When your stomach acid flows upward into your esophagus — a condition called acid reflux — the painful burning sensation in your chest is unmistakable.
Commonly called heartburn thanks to its proximity to your ticker, acid reflux in its mildest form can be annoying and uncomfortable, and in its more advanced stages, called gastroesophageal reflux disease or GERD, it can become a serious health concern that can damage your esophagus and lead to cancer.
Dr. Ayub Hussein, our expert gastroenterologist here at Northside Gastroenterology Associates in Houston, Texas, specializes in diagnosing and treating acid reflux and GERD to prevent future complications.
Depending on your symptoms and the stage of your acid reflux, he may recommend medications that reduce stomach acid or help the valve at the bottom of your esophagus, called the lower esophageal sphincter (LES), work more efficiently.

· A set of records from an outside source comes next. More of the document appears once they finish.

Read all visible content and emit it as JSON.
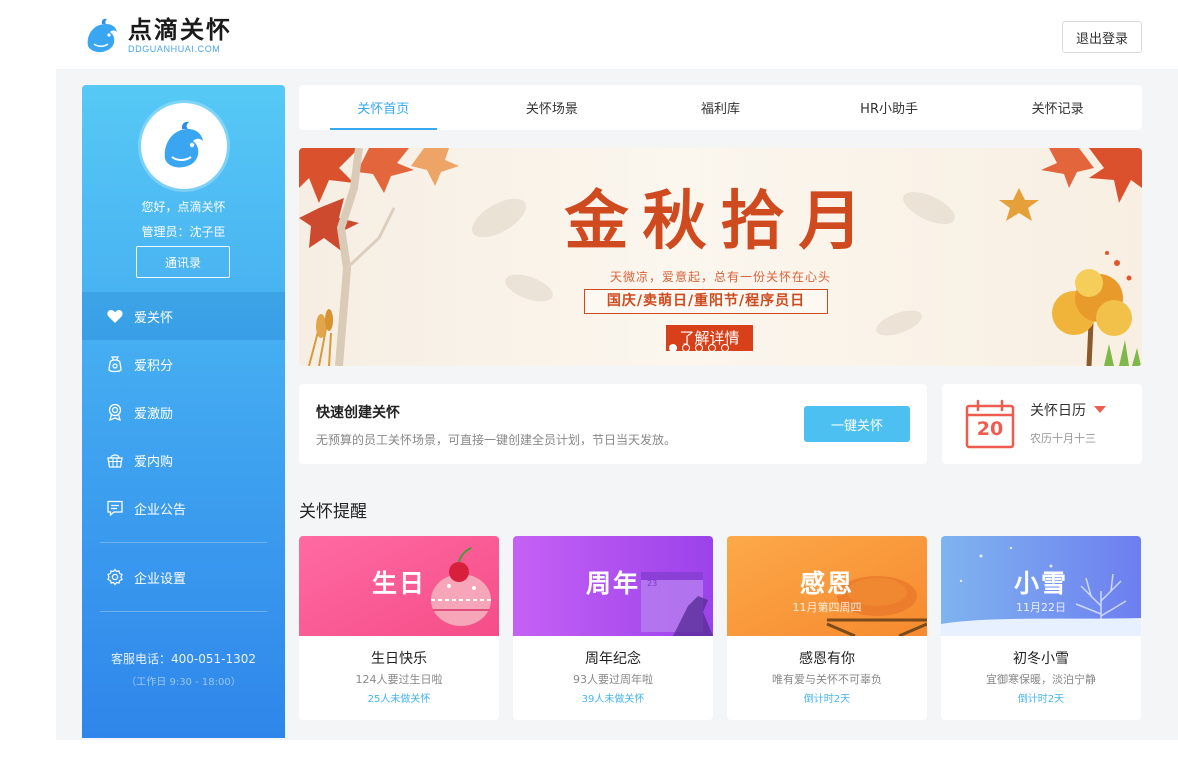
{
  "brand": {
    "name": "点滴关怀",
    "sub": "DDGUANHUAI.COM"
  },
  "header": {
    "logout_label": "退出登录"
  },
  "sidebar": {
    "greeting": "您好，点滴关怀",
    "admin": "管理员：沈子臣",
    "contacts_label": "通讯录",
    "items": [
      {
        "label": "爱关怀",
        "icon": "heart-icon"
      },
      {
        "label": "爱积分",
        "icon": "points-bag-icon"
      },
      {
        "label": "爱激励",
        "icon": "medal-icon"
      },
      {
        "label": "爱内购",
        "icon": "basket-icon"
      },
      {
        "label": "企业公告",
        "icon": "notice-icon"
      },
      {
        "label": "企业设置",
        "icon": "gear-icon"
      }
    ],
    "service_phone": "客服电话：400-051-1302",
    "service_hours": "（工作日 9:30 - 18:00）"
  },
  "tabs": [
    "关怀首页",
    "关怀场景",
    "福利库",
    "HR小助手",
    "关怀记录"
  ],
  "banner": {
    "title": "金秋拾月",
    "subtitle": "天微凉，爱意起，总有一份关怀在心头",
    "festivals": "国庆/卖萌日/重阳节/程序员日",
    "cta": "了解详情",
    "slides": 5,
    "active_slide": 0
  },
  "quick": {
    "title": "快速创建关怀",
    "desc": "无预算的员工关怀场景，可直接一键创建全员计划，节日当天发放。",
    "button": "一键关怀"
  },
  "calendar": {
    "title": "关怀日历",
    "day": "20",
    "lunar": "农历十月十三"
  },
  "reminders": {
    "title": "关怀提醒",
    "cards": [
      {
        "big": "生日",
        "date": "",
        "title": "生日快乐",
        "desc": "124人要过生日啦",
        "status": "25人未做关怀"
      },
      {
        "big": "周年",
        "date": "",
        "title": "周年纪念",
        "desc": "93人要过周年啦",
        "status": "39人未做关怀"
      },
      {
        "big": "感恩",
        "date": "11月第四周四",
        "title": "感恩有你",
        "desc": "唯有爱与关怀不可辜负",
        "status": "倒计时2天"
      },
      {
        "big": "小雪",
        "date": "11月22日",
        "title": "初冬小雪",
        "desc": "宜御寒保暖，淡泊宁静",
        "status": "倒计时2天"
      }
    ]
  },
  "colors": {
    "accent": "#36a9ef",
    "sidebar_top": "#56c9f5",
    "sidebar_bottom": "#2f86ea",
    "banner_red": "#cf4a1f",
    "calendar_red": "#ee5c4f"
  }
}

But the best place to start in your acid reflux treatment plan is to take a closer look at certain habits that may be causing or exacerbating your condition. Here are a few you might recognize.
Over-filling your stomach can cause excess pressure that pushes stomach acid upward into your esophagus, especially if your LES is malfunctioning. To avoid this, eat smaller meals throughout the day rather than three large meals.

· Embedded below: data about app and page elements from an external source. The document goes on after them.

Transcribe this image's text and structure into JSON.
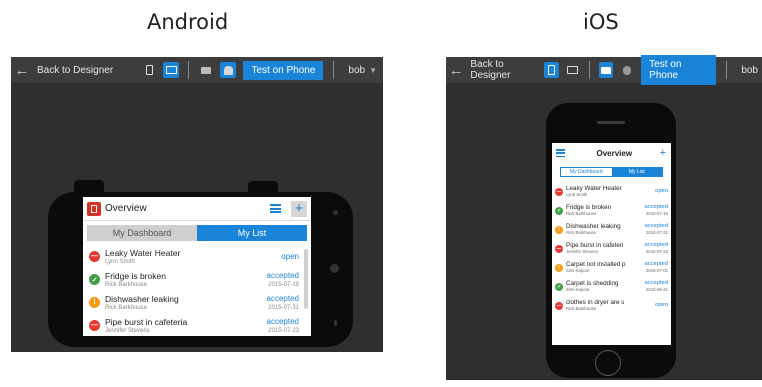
{
  "headings": {
    "android": "Android",
    "ios": "iOS"
  },
  "toolbar": {
    "back_label": "Back to Designer",
    "test_label": "Test on Phone",
    "user": "bob"
  },
  "android_app": {
    "title": "Overview",
    "tabs": [
      "My Dashboard",
      "My List"
    ],
    "items": [
      {
        "title": "Leaky Water Heater",
        "person": "Lynn Smith",
        "status": "open",
        "date": "",
        "color": "red"
      },
      {
        "title": "Fridge is broken",
        "person": "Rick Barkhouse",
        "status": "accepted",
        "date": "2015-07-19",
        "color": "green"
      },
      {
        "title": "Dishwasher leaking",
        "person": "Rick Barkhouse",
        "status": "accepted",
        "date": "2015-07-31",
        "color": "orange"
      },
      {
        "title": "Pipe burst in cafeteria",
        "person": "Jennifer Stevens",
        "status": "accepted",
        "date": "2015-07-23",
        "color": "red"
      }
    ]
  },
  "ios_app": {
    "title": "Overview",
    "tabs": [
      "My Dashboard",
      "My List"
    ],
    "items": [
      {
        "title": "Leaky Water Heater",
        "person": "Lynn Smith",
        "status": "open",
        "date": "",
        "color": "red"
      },
      {
        "title": "Fridge is broken",
        "person": "Rick Barkhouse",
        "status": "accepted",
        "date": "2015-07-19",
        "color": "green"
      },
      {
        "title": "Dishwasher leaking",
        "person": "Rick Barkhouse",
        "status": "accepted",
        "date": "2015-07-31",
        "color": "orange"
      },
      {
        "title": "Pipe burst in cafeteri",
        "person": "Jennifer Stevens",
        "status": "accepted",
        "date": "2015-07-23",
        "color": "red"
      },
      {
        "title": "Carpet not installed p",
        "person": "Simi Kapoor",
        "status": "accepted",
        "date": "2015-07-01",
        "color": "orange"
      },
      {
        "title": "Carpet is shedding",
        "person": "Simi Kapoor",
        "status": "accepted",
        "date": "2015-06-21",
        "color": "green"
      },
      {
        "title": "clothes in dryer are s",
        "person": "Rick Barkhouse",
        "status": "open",
        "date": "",
        "color": "red"
      }
    ]
  },
  "colors": {
    "accent": "#1a84d8",
    "panel_bg": "#2f2f2f",
    "toolbar_bg": "#3d3d3d"
  },
  "icons": [
    "back-arrow-icon",
    "phone-icon",
    "tablet-icon",
    "keyboard-icon",
    "android-icon",
    "apple-icon",
    "menu-icon",
    "plus-icon"
  ]
}
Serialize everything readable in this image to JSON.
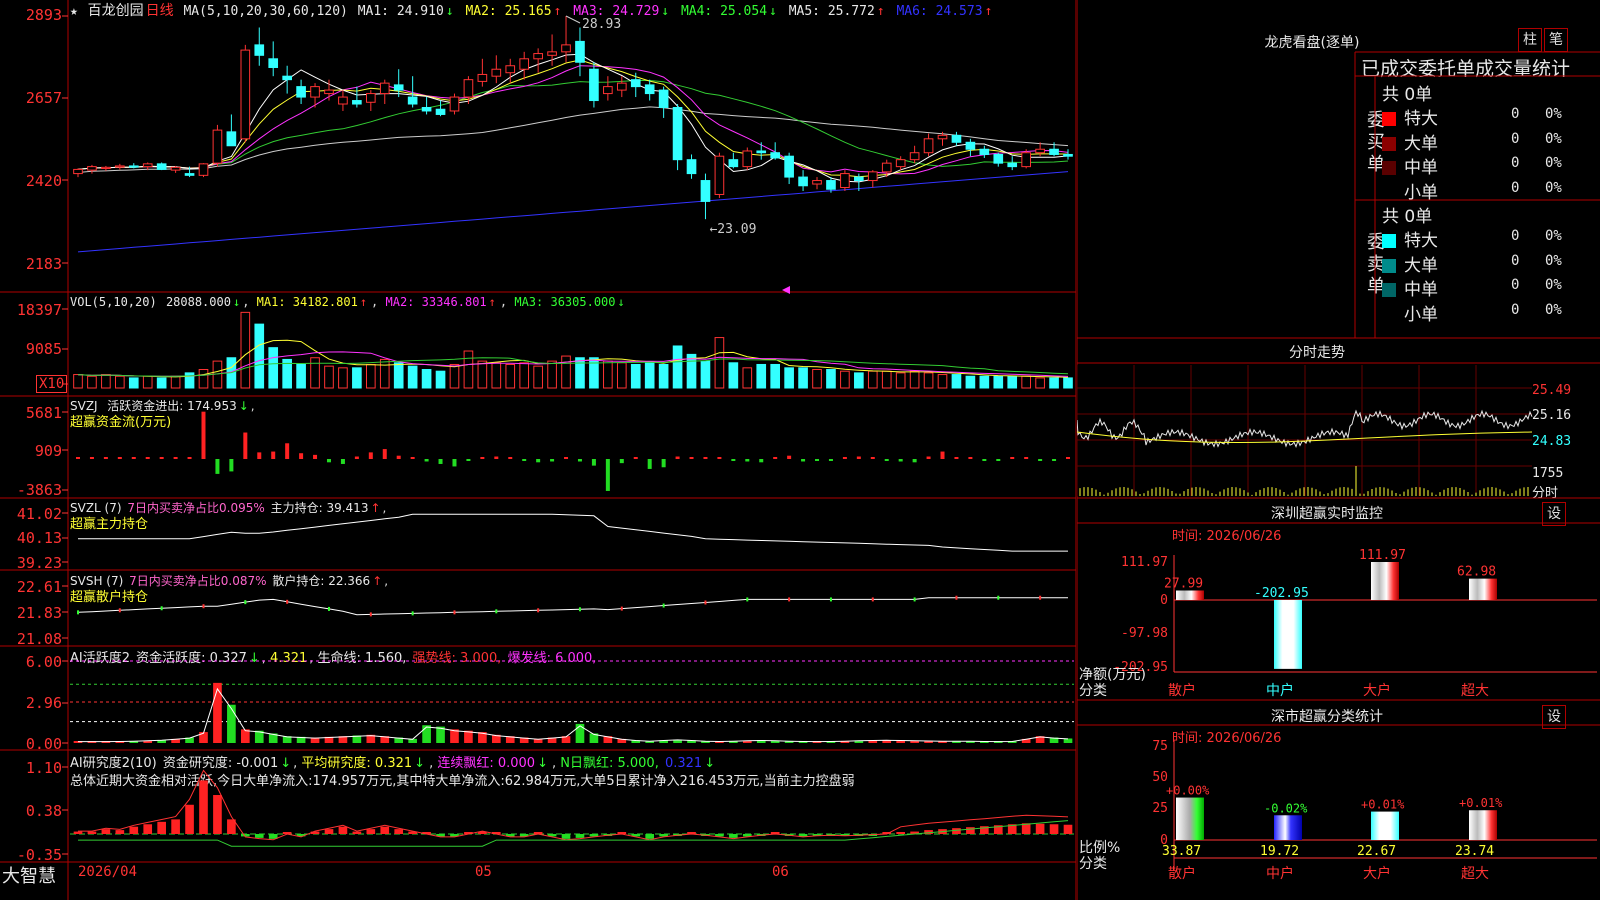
{
  "stock": {
    "star": "★",
    "name": "百龙创园",
    "period": "日线"
  },
  "ma": {
    "title": "MA(5,10,20,30,60,120)",
    "items": [
      {
        "label": "MA1: 24.910",
        "arrow": "↓",
        "color": "#e8e8e8"
      },
      {
        "label": "MA2: 25.165",
        "arrow": "↑",
        "color": "#ffff33"
      },
      {
        "label": "MA3: 24.729",
        "arrow": "↓",
        "color": "#ff33ff"
      },
      {
        "label": "MA4: 25.054",
        "arrow": "↓",
        "color": "#33ff33"
      },
      {
        "label": "MA5: 25.772",
        "arrow": "↑",
        "color": "#e8e8e8"
      },
      {
        "label": "MA6: 24.573",
        "arrow": "↑",
        "color": "#3333ff"
      }
    ],
    "high_note": "28.93",
    "low_note": "←23.09"
  },
  "price_axis": [
    "2893",
    "2657",
    "2420",
    "2183"
  ],
  "vol": {
    "title": "VOL(5,10,20)",
    "value": "28088.000",
    "items": [
      {
        "label": "MA1: 34182.801",
        "arrow": "↑",
        "color": "#ffff33"
      },
      {
        "label": "MA2: 33346.801",
        "arrow": "↑",
        "color": "#ff33ff"
      },
      {
        "label": "MA3: 36305.000",
        "arrow": "↓",
        "color": "#33ff33"
      }
    ],
    "axis": [
      "18397",
      "9085"
    ],
    "unit": "X10"
  },
  "svzj": {
    "name": "SVZJ",
    "label": "活跃资金进出: 174.953",
    "arrow": "↓",
    "sub": "超赢资金流(万元)",
    "axis": [
      "5681",
      "909",
      "-3863"
    ]
  },
  "svzl": {
    "name": "SVZL (7)",
    "note": "7日内买卖净占比0.095%",
    "label": "主力持仓: 39.413",
    "arrow": "↑",
    "sub": "超赢主力持仓",
    "axis": [
      "41.02",
      "40.13",
      "39.23"
    ]
  },
  "svsh": {
    "name": "SVSH (7)",
    "note": "7日内买卖净占比0.087%",
    "label": "散户持仓: 22.366",
    "arrow": "↑",
    "sub": "超赢散户持仓",
    "axis": [
      "22.61",
      "21.83",
      "21.08"
    ]
  },
  "ai1": {
    "name": "AI活跃度2",
    "label": "资金活跃度: 0.327",
    "arrow": "↓",
    "v2": "4.321",
    "life": "生命线: 1.560,",
    "strong": "强势线: 3.000,",
    "burst": "爆发线: 6.000,",
    "axis": [
      "6.00",
      "2.96",
      "0.00"
    ]
  },
  "ai2": {
    "name": "AI研究度2(10)",
    "label": "资金研究度: -0.001",
    "arrow": "↓",
    "avg": "平均研究度: 0.321",
    "avg_arrow": "↓",
    "red": "连续飘红: 0.000",
    "red_arrow": "↓",
    "nred": "N日飘红: 5.000,",
    "nval": "0.321",
    "nval_arrow": "↓",
    "summary": "总体近期大资金相对活跃,今日大单净流入:174.957万元,其中特大单净流入:62.984万元,大单5日累计净入216.453万元,当前主力控盘弱",
    "axis": [
      "1.10",
      "0.38",
      "-0.35"
    ]
  },
  "bottom": {
    "logo": "大智慧",
    "date": "2026/04",
    "m1": "05",
    "m2": "06"
  },
  "right": {
    "lhb_title": "龙虎看盘(逐单)",
    "btn_zhu": "柱",
    "btn_bi": "笔",
    "order_title": "已成交委托单成交量统计",
    "buy": {
      "side": "委买单",
      "total": "共 0单",
      "rows": [
        {
          "label": "特大",
          "count": "0",
          "pct": "0%",
          "color": "#ff0000"
        },
        {
          "label": "大单",
          "count": "0",
          "pct": "0%",
          "color": "#8b0000"
        },
        {
          "label": "中单",
          "count": "0",
          "pct": "0%",
          "color": "#5a0000"
        },
        {
          "label": "小单",
          "count": "0",
          "pct": "0%",
          "color": "#000000"
        }
      ]
    },
    "sell": {
      "side": "委卖单",
      "total": "共 0单",
      "rows": [
        {
          "label": "特大",
          "count": "0",
          "pct": "0%",
          "color": "#00ffff"
        },
        {
          "label": "大单",
          "count": "0",
          "pct": "0%",
          "color": "#008b8b"
        },
        {
          "label": "中单",
          "count": "0",
          "pct": "0%",
          "color": "#006666"
        },
        {
          "label": "小单",
          "count": "0",
          "pct": "0%",
          "color": "#000000"
        }
      ]
    },
    "intraday_title": "分时走势",
    "intraday_axis": [
      "25.49",
      "25.16",
      "24.83",
      "1755"
    ],
    "intraday_unit": "分时",
    "monitor_title": "深圳超赢实时监控",
    "monitor_date": "时间: 2026/06/26",
    "monitor_axis": [
      "111.97",
      "0",
      "-97.98",
      "-202.95"
    ],
    "monitor_ylabel": "净额(万元)",
    "monitor_xlabel": "分类",
    "monitor_bars": [
      {
        "cat": "散户",
        "value": "27.99",
        "color": "#ff3333"
      },
      {
        "cat": "中户",
        "value": "-202.95",
        "color": "#33ffff"
      },
      {
        "cat": "大户",
        "value": "111.97",
        "color": "#ff3333"
      },
      {
        "cat": "超大",
        "value": "62.98",
        "color": "#ff3333"
      }
    ],
    "class_title": "深市超赢分类统计",
    "class_date": "时间: 2026/06/26",
    "class_axis": [
      "75",
      "50",
      "25",
      "0"
    ],
    "class_ylabel": "比例%",
    "class_xlabel": "分类",
    "class_bars": [
      {
        "cat": "散户",
        "pct": "+0.00%",
        "value": "33.87"
      },
      {
        "cat": "中户",
        "pct": "-0.02%",
        "value": "19.72"
      },
      {
        "cat": "大户",
        "pct": "+0.01%",
        "value": "22.67"
      },
      {
        "cat": "超大",
        "pct": "+0.01%",
        "value": "23.74"
      }
    ],
    "set_label": "设"
  },
  "chart_data": {
    "type": "candlestick",
    "candles": [
      [
        24.4,
        24.55,
        24.3,
        24.52
      ],
      [
        24.5,
        24.65,
        24.4,
        24.6
      ],
      [
        24.55,
        24.62,
        24.48,
        24.58
      ],
      [
        24.6,
        24.68,
        24.52,
        24.62
      ],
      [
        24.62,
        24.7,
        24.55,
        24.6
      ],
      [
        24.6,
        24.72,
        24.5,
        24.68
      ],
      [
        24.68,
        24.72,
        24.5,
        24.52
      ],
      [
        24.5,
        24.62,
        24.42,
        24.58
      ],
      [
        24.4,
        24.6,
        24.3,
        24.35
      ],
      [
        24.35,
        24.7,
        24.3,
        24.68
      ],
      [
        24.7,
        25.8,
        24.6,
        25.65
      ],
      [
        25.6,
        26.1,
        25.2,
        25.2
      ],
      [
        25.4,
        28.1,
        25.3,
        27.95
      ],
      [
        28.1,
        28.6,
        27.5,
        27.8
      ],
      [
        27.7,
        28.2,
        27.2,
        27.45
      ],
      [
        27.2,
        27.5,
        26.7,
        27.1
      ],
      [
        26.9,
        27.1,
        26.4,
        26.6
      ],
      [
        26.6,
        27.0,
        26.3,
        26.9
      ],
      [
        26.7,
        27.1,
        26.5,
        26.8
      ],
      [
        26.4,
        26.8,
        26.2,
        26.6
      ],
      [
        26.5,
        26.9,
        26.3,
        26.4
      ],
      [
        26.45,
        26.8,
        26.2,
        26.7
      ],
      [
        26.7,
        27.1,
        26.4,
        27.0
      ],
      [
        26.95,
        27.4,
        26.6,
        26.8
      ],
      [
        26.6,
        27.2,
        26.3,
        26.4
      ],
      [
        26.3,
        26.6,
        26.1,
        26.2
      ],
      [
        26.25,
        26.5,
        26.05,
        26.1
      ],
      [
        26.2,
        26.7,
        26.1,
        26.6
      ],
      [
        26.6,
        27.2,
        26.4,
        27.1
      ],
      [
        27.05,
        27.7,
        26.9,
        27.25
      ],
      [
        27.2,
        27.8,
        27.0,
        27.4
      ],
      [
        27.3,
        27.7,
        27.0,
        27.5
      ],
      [
        27.4,
        27.9,
        27.1,
        27.7
      ],
      [
        27.7,
        28.0,
        27.3,
        27.85
      ],
      [
        27.8,
        28.4,
        27.5,
        27.9
      ],
      [
        27.9,
        28.93,
        27.6,
        28.1
      ],
      [
        28.2,
        28.6,
        27.2,
        27.6
      ],
      [
        27.4,
        27.6,
        26.3,
        26.5
      ],
      [
        26.7,
        27.2,
        26.5,
        26.9
      ],
      [
        26.8,
        27.2,
        26.6,
        27.0
      ],
      [
        27.1,
        27.3,
        26.6,
        26.9
      ],
      [
        26.95,
        27.1,
        26.5,
        26.7
      ],
      [
        26.8,
        26.9,
        26.0,
        26.3
      ],
      [
        26.3,
        26.4,
        24.5,
        24.8
      ],
      [
        24.8,
        24.95,
        24.25,
        24.4
      ],
      [
        24.2,
        24.4,
        23.09,
        23.6
      ],
      [
        23.8,
        25.0,
        23.7,
        24.9
      ],
      [
        24.8,
        25.0,
        24.55,
        24.6
      ],
      [
        24.6,
        25.15,
        24.5,
        25.05
      ],
      [
        25.05,
        25.3,
        24.8,
        25.0
      ],
      [
        25.0,
        25.3,
        24.8,
        24.85
      ],
      [
        24.9,
        25.0,
        24.1,
        24.3
      ],
      [
        24.3,
        24.5,
        23.9,
        24.05
      ],
      [
        24.1,
        24.3,
        23.95,
        24.2
      ],
      [
        24.2,
        24.3,
        23.85,
        23.95
      ],
      [
        24.0,
        24.5,
        23.9,
        24.4
      ],
      [
        24.3,
        24.4,
        23.9,
        24.2
      ],
      [
        24.2,
        24.5,
        24.0,
        24.45
      ],
      [
        24.45,
        24.8,
        24.3,
        24.7
      ],
      [
        24.6,
        24.9,
        24.5,
        24.8
      ],
      [
        24.8,
        25.2,
        24.7,
        25.0
      ],
      [
        25.0,
        25.55,
        24.9,
        25.4
      ],
      [
        25.4,
        25.6,
        25.2,
        25.5
      ],
      [
        25.5,
        25.6,
        25.2,
        25.3
      ],
      [
        25.3,
        25.4,
        24.9,
        25.1
      ],
      [
        25.1,
        25.2,
        24.85,
        24.95
      ],
      [
        24.95,
        25.0,
        24.6,
        24.7
      ],
      [
        24.7,
        24.9,
        24.5,
        24.6
      ],
      [
        24.6,
        25.1,
        24.55,
        25.0
      ],
      [
        25.0,
        25.3,
        24.9,
        25.1
      ],
      [
        25.1,
        25.3,
        24.9,
        24.95
      ],
      [
        24.95,
        25.1,
        24.8,
        24.9
      ]
    ],
    "volume": [
      8,
      7,
      8,
      7,
      6,
      7,
      6,
      7,
      9,
      11,
      16,
      18,
      45,
      38,
      24,
      17,
      14,
      18,
      13,
      12,
      12,
      14,
      17,
      15,
      13,
      11,
      10,
      14,
      22,
      16,
      15,
      14,
      15,
      13,
      16,
      19,
      18,
      18,
      16,
      15,
      14,
      15,
      14,
      25,
      20,
      16,
      30,
      15,
      12,
      14,
      14,
      12,
      12,
      11,
      11,
      10,
      9,
      10,
      10,
      9,
      10,
      9,
      8,
      8,
      7,
      7,
      7,
      7,
      7,
      6,
      6,
      6
    ],
    "svzj": [
      60,
      40,
      35,
      30,
      25,
      20,
      10,
      5,
      150,
      5721,
      -1800,
      -1500,
      3200,
      800,
      900,
      1900,
      700,
      500,
      -400,
      -600,
      300,
      800,
      1200,
      400,
      200,
      -300,
      -600,
      -900,
      -200,
      200,
      300,
      200,
      -200,
      -400,
      -300,
      100,
      -300,
      -800,
      -3863,
      -500,
      200,
      -1200,
      -1000,
      300,
      200,
      100,
      100,
      -200,
      -300,
      -400,
      200,
      400,
      -300,
      -200,
      -100,
      100,
      300,
      200,
      -200,
      -300,
      -400,
      300,
      900,
      200,
      100,
      -100,
      -100,
      100,
      200,
      -200,
      -100,
      100
    ],
    "ai1": [
      0.1,
      0.1,
      0.1,
      0.12,
      0.15,
      0.18,
      0.22,
      0.3,
      0.4,
      0.8,
      4.4,
      2.8,
      1.0,
      0.9,
      0.7,
      0.5,
      0.45,
      0.4,
      0.45,
      0.5,
      0.55,
      0.6,
      0.5,
      0.4,
      0.3,
      1.3,
      1.2,
      1.0,
      0.9,
      0.8,
      0.6,
      0.5,
      0.4,
      0.3,
      0.4,
      0.5,
      1.4,
      0.7,
      0.5,
      0.3,
      0.2,
      0.15,
      0.2,
      0.25,
      0.2,
      0.15,
      0.12,
      0.15,
      0.18,
      0.2,
      0.18,
      0.15,
      0.12,
      0.1,
      0.12,
      0.15,
      0.18,
      0.2,
      0.22,
      0.2,
      0.18,
      0.16,
      0.15,
      0.15,
      0.14,
      0.12,
      0.1,
      0.12,
      0.3,
      0.5,
      0.4,
      0.33
    ],
    "ai2": [
      0.05,
      0.05,
      0.1,
      0.08,
      0.15,
      0.2,
      0.25,
      0.3,
      0.6,
      1.1,
      0.8,
      0.3,
      -0.05,
      -0.08,
      -0.1,
      0.0,
      -0.05,
      0.05,
      0.1,
      0.15,
      0.05,
      0.1,
      0.15,
      0.1,
      0.05,
      0.0,
      -0.05,
      -0.05,
      0.0,
      0.05,
      0.0,
      -0.05,
      -0.05,
      0.0,
      -0.05,
      -0.1,
      -0.08,
      -0.05,
      -0.02,
      0.0,
      -0.05,
      -0.1,
      -0.05,
      -0.02,
      0.0,
      -0.02,
      -0.05,
      -0.08,
      -0.05,
      -0.02,
      0.0,
      -0.02,
      -0.05,
      -0.03,
      -0.02,
      -0.03,
      -0.02,
      -0.01,
      0.0,
      0.02,
      0.05,
      0.08,
      0.1,
      0.12,
      0.14,
      0.16,
      0.18,
      0.2,
      0.22,
      0.21,
      0.2,
      0.19
    ]
  }
}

Eating to fast
When you shovel food into your mouth and don’t take the time to chew your food thoroughly, you skip the first part of the digestive process, which means your stomach has more work to do. A good way to break this habit is to put your fork down after every bite, and don’t pick it up again until you’ve completely chewed and swallowed your food.
Lying down after a large meal
If you go to bed right after dinner or lie down on the couch to watch a movie or nap, your stomach acid can slide into your esophagus more easily. It’s better to stay upright for about 2-3 hours after you eat to allow your stomach acids to subside.
Consuming acid-producing foods and drinks
Certain foods tend to trigger acid reflux more than others. Some of the most common culprits include:
- Fried foods
- Spicy foods
- Citrus fruits
It’s a good idea to keep a food journal or use an app to track the foods you eat and the symptoms you experience. By learning what sets off your acid reflux, you can avoid it.
Smoking is bad for your health in many ways, and it can even cause acid reflux. The chemicals in the smoke weaken the tissues in your body, such as your blood vessels and muscles, and it tends to target your LES. If the LES doesn’t close tightly, the door is open for acid to surge upward.
Overindulging in alcohol
Alcohol increases the amount of acid in your stomach, so if you overindulge, you’re setting yourself up for a bout of heartburn. Some people with acid reflux and GERD can tolerate alcohol in moderation. Try cutting back to one drink a day, and avoid drinking alcohol within 2-3 hours of bedtime.
Being overweight or obese is the number 1 cause of acid reflux and GERD because it causes increased abdominal pressure and facilitates a backflow of stomach acid. Losing weight can greatly improve your acid reflux symptoms.
If you’re experiencing frequent acid reflux or GERD, kicking a few bad habits can help, but when you need extra support, come see Dr. Hussein. He can determine the root cause of your acid reflux and get you started on a personalized treatment plan that eases your discomfort and prevents future damage.
Call us today or book your appointment online.